I know that summer is coming to New York when I start seeing groups of people, both women and men, doing folk dancing in Central Park or in other green places in the city. I am always amazed by their enthusiasm. Although many among them are not young, they put a lot of energy in this activity.
Similar groups are also evident in China, where “Guangchangwu,” which can be translated as “square dancing” is an activity carried out by mostly groups of middle aged and older people—mostly women—in many Chinese cities.
In most cases, dancers gather in the early morning or in the evening, and to the sound of loud music they dance to keep fit and have fun in their spare time. Their activity, however, doesn’t meet with the approval of all their neighbors, who complain about the loud music and the noise they cause, which becomes a source of irritation for many of them.
Many neighbors demand that dancing in the public squares and parks should be banned, to avoid becoming a more critical problem in the neighborhoods where it is practiced. As a response, law-makers in Guangzhou have drafted a law that would set limitations in square dancing so as to create quieter public areas for everybody’s enjoyment. The law, which is expected will be implemented by the end of 2014 will fine people who violate it with up to 2000 yuan.
Increasingly, physical activity, including dancing and exercises have proved to be a powerful way to reverse some of the effects of aging in people’s bodies and minds. These activities are also an effective way of keeping people more aware, having better memory and even delaying some of the negative traits of diseases such as Alzheimer and other dementias which are becoming more frequent as people live longer lives.
The Einstein Aging Study, a summary of which was published in the New England Journal of Medicine—one of the leading medical journals in the United States—found that dancing helps prevent both Alzheimer’s disease and vascular dementia, which is the second most common form of dementia after Alzheimer’s disease.
The study included participants in 11 other physical activities such as team sports, swimming, and bicycling. Of all the physical activities, however, only dancing benefited the brain. Researchers believe that this is the result of the cerebral rather than the physical aspect of dance.
Joseph Verghese, the lead researcher of the study, said, “Dance is not purely physical in many ways, it also requires a lot of mental effort. Among the people who participated in the Einstein Aging Study, those who danced frequently—three or four times a week—showed 76 percent less incidence of dementia than those who danced only once a week or didn’t dance at all.

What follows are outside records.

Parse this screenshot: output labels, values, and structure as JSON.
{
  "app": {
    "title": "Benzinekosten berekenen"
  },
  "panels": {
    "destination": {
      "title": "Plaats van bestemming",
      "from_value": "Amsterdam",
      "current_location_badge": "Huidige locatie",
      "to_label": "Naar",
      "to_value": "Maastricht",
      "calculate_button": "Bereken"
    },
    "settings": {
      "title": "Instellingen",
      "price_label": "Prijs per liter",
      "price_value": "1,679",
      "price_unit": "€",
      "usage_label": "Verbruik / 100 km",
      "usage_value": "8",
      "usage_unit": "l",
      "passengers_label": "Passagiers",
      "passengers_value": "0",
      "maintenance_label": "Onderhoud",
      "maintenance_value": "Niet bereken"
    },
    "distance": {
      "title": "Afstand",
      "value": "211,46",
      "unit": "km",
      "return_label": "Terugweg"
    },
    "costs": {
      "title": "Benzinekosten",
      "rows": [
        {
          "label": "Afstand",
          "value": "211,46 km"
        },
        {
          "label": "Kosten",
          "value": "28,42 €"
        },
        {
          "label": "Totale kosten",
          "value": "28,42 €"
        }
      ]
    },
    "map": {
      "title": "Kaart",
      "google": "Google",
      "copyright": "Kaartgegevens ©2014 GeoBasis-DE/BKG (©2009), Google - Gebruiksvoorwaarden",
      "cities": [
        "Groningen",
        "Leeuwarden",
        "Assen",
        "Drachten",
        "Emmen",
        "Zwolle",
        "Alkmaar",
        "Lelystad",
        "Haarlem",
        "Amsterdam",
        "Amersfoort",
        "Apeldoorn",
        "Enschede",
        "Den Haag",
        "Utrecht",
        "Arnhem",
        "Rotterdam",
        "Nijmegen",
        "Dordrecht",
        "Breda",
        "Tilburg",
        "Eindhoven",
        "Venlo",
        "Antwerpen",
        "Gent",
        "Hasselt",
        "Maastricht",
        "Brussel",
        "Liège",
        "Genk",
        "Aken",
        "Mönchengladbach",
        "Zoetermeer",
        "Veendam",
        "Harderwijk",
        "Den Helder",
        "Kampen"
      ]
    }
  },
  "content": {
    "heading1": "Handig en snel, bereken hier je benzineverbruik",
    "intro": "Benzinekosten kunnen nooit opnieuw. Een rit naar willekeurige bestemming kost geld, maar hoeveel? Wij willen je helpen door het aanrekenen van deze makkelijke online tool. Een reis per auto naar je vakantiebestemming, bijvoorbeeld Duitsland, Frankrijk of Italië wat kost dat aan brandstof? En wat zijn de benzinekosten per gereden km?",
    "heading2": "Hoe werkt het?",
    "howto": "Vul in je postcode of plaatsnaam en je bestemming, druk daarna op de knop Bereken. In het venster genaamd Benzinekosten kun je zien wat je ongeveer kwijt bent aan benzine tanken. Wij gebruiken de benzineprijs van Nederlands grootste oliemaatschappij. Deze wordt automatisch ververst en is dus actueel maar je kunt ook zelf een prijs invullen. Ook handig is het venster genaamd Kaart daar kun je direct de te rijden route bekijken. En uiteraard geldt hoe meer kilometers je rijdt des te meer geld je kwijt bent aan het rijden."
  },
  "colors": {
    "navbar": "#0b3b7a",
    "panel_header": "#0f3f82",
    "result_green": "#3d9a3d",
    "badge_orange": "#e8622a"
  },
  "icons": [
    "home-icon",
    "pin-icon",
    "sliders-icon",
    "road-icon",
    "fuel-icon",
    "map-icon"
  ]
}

Other studies have concluded that dance has social and emotional elements that are advantageous for all people, but particularly for those who want to lead long and healthy lives.
For a long time it has been known that exercising can have several positive effects on people’s bodies and minds, leading to better cardiovascular health, fewer migraine headaches and a sharper brain. The benefits extend also to people’s skin that shows marked differences between people who exercise and those who don’t.
In this regard, researchers found that after age 40, people who had been active throughout their lives had a younger-looking skin, similar to that of people in their 20s or 30s, even if those participating in the study were older than 65. Dancing, which is a form of exercise, can also have all those positive effects.
According to some estimates, there are approximately 100 million square and folk dancers in China. In 2013, a group of Chinese dancers were arrested in New York, because of the excessive noise they were causing. Authorities in the city are in general very concerned about the importance of keeping noise levels relatively low compared to other big cities in industrialized countries.
Given the important health benefits that this activity provides those who practice it, it is important and urgent to find an accommodation between those who dance and those who are bothered by the noise the activity implies so that everybody’s rights and interests will be respected at the same time.
Cesar Chelala, MD, PhD, is an international public health consultant and a winner of an Overseas Press Club of America award.
Views expressed in this article are the opinions of the author(s) and do not necessarily reflect the views of Epoch Times.